The next generations of Moto smartphones will get integrated fingerprint readers and larger screens of at least 5 inches as the rebranded smartphone maker works to compete more effectively in the mobile marketplace.
The details of the coming features were revealed recently by Chen Xudong, mobile chief of Moto’s parent company, Lenovo, according to a Jan. 12 story by TechBuffalo. The announcements came a week after Moto said it would drop the former Motorola nameplate from its products, while rebranding its smartphones with the names of its existing main and budget lines—Moto and Vibe.
In the interview, Chen said that the Moto phone line will get fingerprint readers in 2016, as well as displays that are larger than 5 inches, while metal body options are also possible, the story reported.
For Moto, it has been an intriguing start to 2016. Just last week the company, which recently has been known as Motorola Mobility, announced that it will soon stop using the Motorola brand name as it moves to remove the historic nameplate from its smartphones in deference to its Moto and Vibe product names. The rebranding was revealed at the CES 2016 event in Las Vegas by Motorola Mobility CEO Rick Osterloh, according to a recent eWEEK story.
The name changes come almost two years after Motorola Mobility, the division that builds and sells smartphones, was sold by Google to Lenovo in January 2014 for about $2.91 billion. The company builds its Moto and Vibe lines of handsets for sale around the world. Motorola actually dropped the Motorola name from its smartphone packaging when it launched its original Moto X handset in 2013.
While the Motorola name won’t be used for product branding in the future, it will remain the name of the business that designs and engineers Moto and Vibe phones.
Google sold Motorola Mobility to Lenovo in 2014, less than two years after Google itself had acquired the handset maker. The sale by Google was seen as a move for the company to firm up its own direction in the mobile space and cut its losses as it continued to focus on the Android mobile operating system. Google had sold off other parts of Motorola Mobility within months after it acquired the company in early 2012.
In November 2015, the company opened its first temporary Moto Shop boutique, where smartphone and smartwatch buyers can try out products in person before buying them. The Moto Shop opened in Chicago on Nov. 7 as an “experiential” store, where consumers can explore products in detail and get answers to questions about features and more, according to an earlier eWEEK story. The pop-up store will remain open through May 2016, with similar temporary stores possible in other locations in the future.

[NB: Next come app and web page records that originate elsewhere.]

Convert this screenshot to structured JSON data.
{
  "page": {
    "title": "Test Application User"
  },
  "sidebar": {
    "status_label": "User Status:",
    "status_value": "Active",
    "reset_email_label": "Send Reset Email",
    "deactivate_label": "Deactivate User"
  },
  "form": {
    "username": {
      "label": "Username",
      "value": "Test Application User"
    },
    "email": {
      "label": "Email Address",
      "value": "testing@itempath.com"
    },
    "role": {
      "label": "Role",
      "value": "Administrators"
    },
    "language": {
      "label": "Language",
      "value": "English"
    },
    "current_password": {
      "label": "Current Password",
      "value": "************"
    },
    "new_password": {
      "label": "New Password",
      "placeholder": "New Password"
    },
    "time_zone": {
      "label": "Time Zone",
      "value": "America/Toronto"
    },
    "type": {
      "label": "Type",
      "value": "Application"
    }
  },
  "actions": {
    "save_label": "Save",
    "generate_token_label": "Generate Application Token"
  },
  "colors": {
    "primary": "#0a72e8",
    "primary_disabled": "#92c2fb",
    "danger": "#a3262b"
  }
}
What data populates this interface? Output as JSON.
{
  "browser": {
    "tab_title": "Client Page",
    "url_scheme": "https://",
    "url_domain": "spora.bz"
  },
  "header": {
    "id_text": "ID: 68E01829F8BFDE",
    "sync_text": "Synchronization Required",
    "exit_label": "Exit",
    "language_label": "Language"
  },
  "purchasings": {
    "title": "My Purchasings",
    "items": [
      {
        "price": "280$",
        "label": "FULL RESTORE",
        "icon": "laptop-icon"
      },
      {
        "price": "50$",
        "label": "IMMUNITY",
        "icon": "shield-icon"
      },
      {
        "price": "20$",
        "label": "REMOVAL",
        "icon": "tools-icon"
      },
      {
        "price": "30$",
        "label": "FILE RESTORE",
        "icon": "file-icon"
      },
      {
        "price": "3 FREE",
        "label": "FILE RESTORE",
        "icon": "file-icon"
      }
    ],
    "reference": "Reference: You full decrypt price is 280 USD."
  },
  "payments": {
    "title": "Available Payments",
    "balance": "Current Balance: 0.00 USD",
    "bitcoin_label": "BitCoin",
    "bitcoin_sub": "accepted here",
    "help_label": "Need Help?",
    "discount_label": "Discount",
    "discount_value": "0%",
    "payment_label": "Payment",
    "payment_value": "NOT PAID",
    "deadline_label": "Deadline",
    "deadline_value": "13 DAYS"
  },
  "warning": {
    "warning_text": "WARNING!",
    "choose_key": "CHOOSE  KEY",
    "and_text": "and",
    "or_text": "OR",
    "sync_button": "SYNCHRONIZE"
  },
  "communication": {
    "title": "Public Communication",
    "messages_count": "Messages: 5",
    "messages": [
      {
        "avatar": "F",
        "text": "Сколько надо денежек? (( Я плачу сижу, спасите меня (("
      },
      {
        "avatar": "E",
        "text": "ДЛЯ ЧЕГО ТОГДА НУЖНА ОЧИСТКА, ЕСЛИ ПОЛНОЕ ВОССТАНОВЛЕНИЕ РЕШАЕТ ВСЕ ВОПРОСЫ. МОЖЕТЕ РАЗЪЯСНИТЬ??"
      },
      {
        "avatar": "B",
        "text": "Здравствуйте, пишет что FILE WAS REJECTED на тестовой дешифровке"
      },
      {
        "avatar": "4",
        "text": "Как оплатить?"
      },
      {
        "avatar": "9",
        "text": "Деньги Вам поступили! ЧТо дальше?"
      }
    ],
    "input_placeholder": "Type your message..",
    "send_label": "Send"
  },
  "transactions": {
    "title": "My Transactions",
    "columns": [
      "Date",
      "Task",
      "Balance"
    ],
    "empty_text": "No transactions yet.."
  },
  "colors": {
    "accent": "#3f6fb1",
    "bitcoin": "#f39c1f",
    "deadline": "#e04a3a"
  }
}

The Moto Shop has a hands-on feel, rather than being set up as a more traditional store, where specifications are the focus. Customers can interact with products and can browse, test and even purchase Motorola smartphones and Moto 360 smartwatches.
In October 2015, Motorola unveiled its Droid Turbo 2 smartphone, which features an innovative shatterproof five-layer display that includes a four-year guarantee against screen cracking or shattering, even when dropped onto a hard surface. The Droid Turbo 2 boasts the company’s first super-tough Moto ShatterShield display and includes Motorola’s Moto Maker customization process, which lets users choose the colors, materials and designs of their new devices.
The Droid Turbo 2 is a 4G LTE phone that features a 2GHz Qualcomm Snapdragon 810 octa-core processor; 3GB of LPDDR4 memory; a 21-megapixel rear camera with dual LED CCT flash, zero shutter lag and rapid focus; a 5MP front camera with flash and a wide-angle lens; and a water-repellent nano-coating to protect the device from moisture and spills.